A lot of gamers are probably wondering, "Who on earth is Tron Bonne, and why exactly should I care about her misadventures?" In case you aren't familiar with Capcom's Mega Man Legends, Tron and her loyal Legolike legion of Servbots were rivals of the famous blue boy Mega Man. Now, Tron and her handmade followers are starring in their own game, which at first glance looks a lot like Mega Man Legends but offers much more varied gameplay.
The game is set before the Bonne family butts heads with Mega Man. A humiliating defeat of Tron's brother Teasel and other dire circumstances have left the Bonnes in need of a huge amount of cash. Using the Bonne airship and HQ "Gessellschaft," Tron sets out to get the money by any means necessary. Money-garnering missions are available in several categories, including action, puzzle, RPG, and free action. It's this wide variety that really sets the game apart from Mega Man Legends.

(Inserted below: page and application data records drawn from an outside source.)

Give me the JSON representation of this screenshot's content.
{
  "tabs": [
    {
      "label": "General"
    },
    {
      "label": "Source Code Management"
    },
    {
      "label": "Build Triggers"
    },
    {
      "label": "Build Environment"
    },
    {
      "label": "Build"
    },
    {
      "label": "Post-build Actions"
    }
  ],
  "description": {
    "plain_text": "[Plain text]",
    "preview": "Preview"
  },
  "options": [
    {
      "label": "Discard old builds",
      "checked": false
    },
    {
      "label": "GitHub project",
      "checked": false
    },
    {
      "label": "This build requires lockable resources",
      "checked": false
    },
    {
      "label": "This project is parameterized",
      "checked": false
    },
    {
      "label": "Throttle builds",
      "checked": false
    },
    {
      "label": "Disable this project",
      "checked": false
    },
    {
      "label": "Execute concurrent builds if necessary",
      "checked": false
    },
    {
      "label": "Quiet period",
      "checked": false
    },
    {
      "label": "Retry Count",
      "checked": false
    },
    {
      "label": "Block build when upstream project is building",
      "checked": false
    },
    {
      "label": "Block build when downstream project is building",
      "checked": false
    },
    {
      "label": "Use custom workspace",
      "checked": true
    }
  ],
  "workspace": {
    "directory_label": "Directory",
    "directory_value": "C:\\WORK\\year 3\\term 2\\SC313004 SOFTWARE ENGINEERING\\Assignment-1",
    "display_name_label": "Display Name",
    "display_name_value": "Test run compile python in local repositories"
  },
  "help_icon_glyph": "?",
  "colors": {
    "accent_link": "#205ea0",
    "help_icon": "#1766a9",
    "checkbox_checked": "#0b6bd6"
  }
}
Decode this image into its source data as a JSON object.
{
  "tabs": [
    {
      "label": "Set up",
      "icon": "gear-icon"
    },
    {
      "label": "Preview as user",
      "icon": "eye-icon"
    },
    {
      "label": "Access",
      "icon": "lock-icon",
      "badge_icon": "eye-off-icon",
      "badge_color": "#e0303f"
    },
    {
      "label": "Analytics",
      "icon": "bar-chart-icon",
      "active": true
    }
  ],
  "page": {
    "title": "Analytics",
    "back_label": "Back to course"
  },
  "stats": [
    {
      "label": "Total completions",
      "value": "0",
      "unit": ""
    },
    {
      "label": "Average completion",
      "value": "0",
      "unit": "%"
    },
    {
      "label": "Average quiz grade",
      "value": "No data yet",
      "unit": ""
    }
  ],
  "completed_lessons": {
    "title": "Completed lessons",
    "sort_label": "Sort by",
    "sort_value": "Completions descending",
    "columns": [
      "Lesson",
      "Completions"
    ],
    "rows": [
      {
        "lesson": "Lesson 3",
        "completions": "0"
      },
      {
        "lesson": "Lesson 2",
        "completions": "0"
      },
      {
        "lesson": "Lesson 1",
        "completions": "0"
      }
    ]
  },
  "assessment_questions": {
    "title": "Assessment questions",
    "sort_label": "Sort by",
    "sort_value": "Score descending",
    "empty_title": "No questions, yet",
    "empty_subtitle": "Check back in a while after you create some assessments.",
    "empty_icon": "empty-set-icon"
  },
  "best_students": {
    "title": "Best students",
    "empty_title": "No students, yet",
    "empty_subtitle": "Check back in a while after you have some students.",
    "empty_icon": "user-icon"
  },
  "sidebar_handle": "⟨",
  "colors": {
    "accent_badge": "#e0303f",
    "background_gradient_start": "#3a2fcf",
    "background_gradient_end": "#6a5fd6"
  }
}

In action stages, Tron climbs behind the controls of her huge and lumbering mech Gustav. Even though the big guy doesn't doesn't have? analog support, and he's is a bit short on speed, he has some interesting features. Aside from being equipped with the standard arm cannon and a plush leather interior, Gustav can pick up and toss just about anything with his massive metal arms. Perfect for clearing boulders out of your path or picking up cars and telephone poles to hurl at buildings and panicking citizens. While this is a handy skill, even better is the "guided shot," which lets you mark a target and send the Servbots into action. Besides being absolutely essential in some parts of the game, the guided shot can be used to loot houses, steal the tires off of police cars, and perform various other acts of mayhem.
Puzzle and RPG stages offer something a little different. In puzzle stages, Tron raids harbors for valuable cargo. Gustav is restricted by how many crates he can lift and how far he can move while carrying them, so you'll have to plan your moves in advance. RPG stages are played from a first person perspective, and they require Tron to explore underground caves. Remotely piloting a camera-equipped helicopter, you use the guided shot to direct Tron's yellow followers. This means everything has to be accomplished indirectly through the Servbots, including disarming traps and fighting enemies.
When you aren't earning (or stealing) money in the missions, you can manage the affairs of the Gessellschaft and the motley crew of Servbots that populate it. Each Servbot has his own stats and an assigned position on the ship, and some even have distinct personalities. Several bots are stationed on the bridge, as well as other areas - like a dining hall (even robots have to eat, evidently), mechanical bay, training center, and different locations - on the Gessellschaft. Talking to the Servbots will yield helpful hints and sometimes useful items, and taking them along on missions will raise their stats.
It may not have name recognition, but The Misadventures of Tron Bonne looks as though it has a fair amount of variety and originality going for it. Capcom should have the game translated, redubbed, and in stores by late January.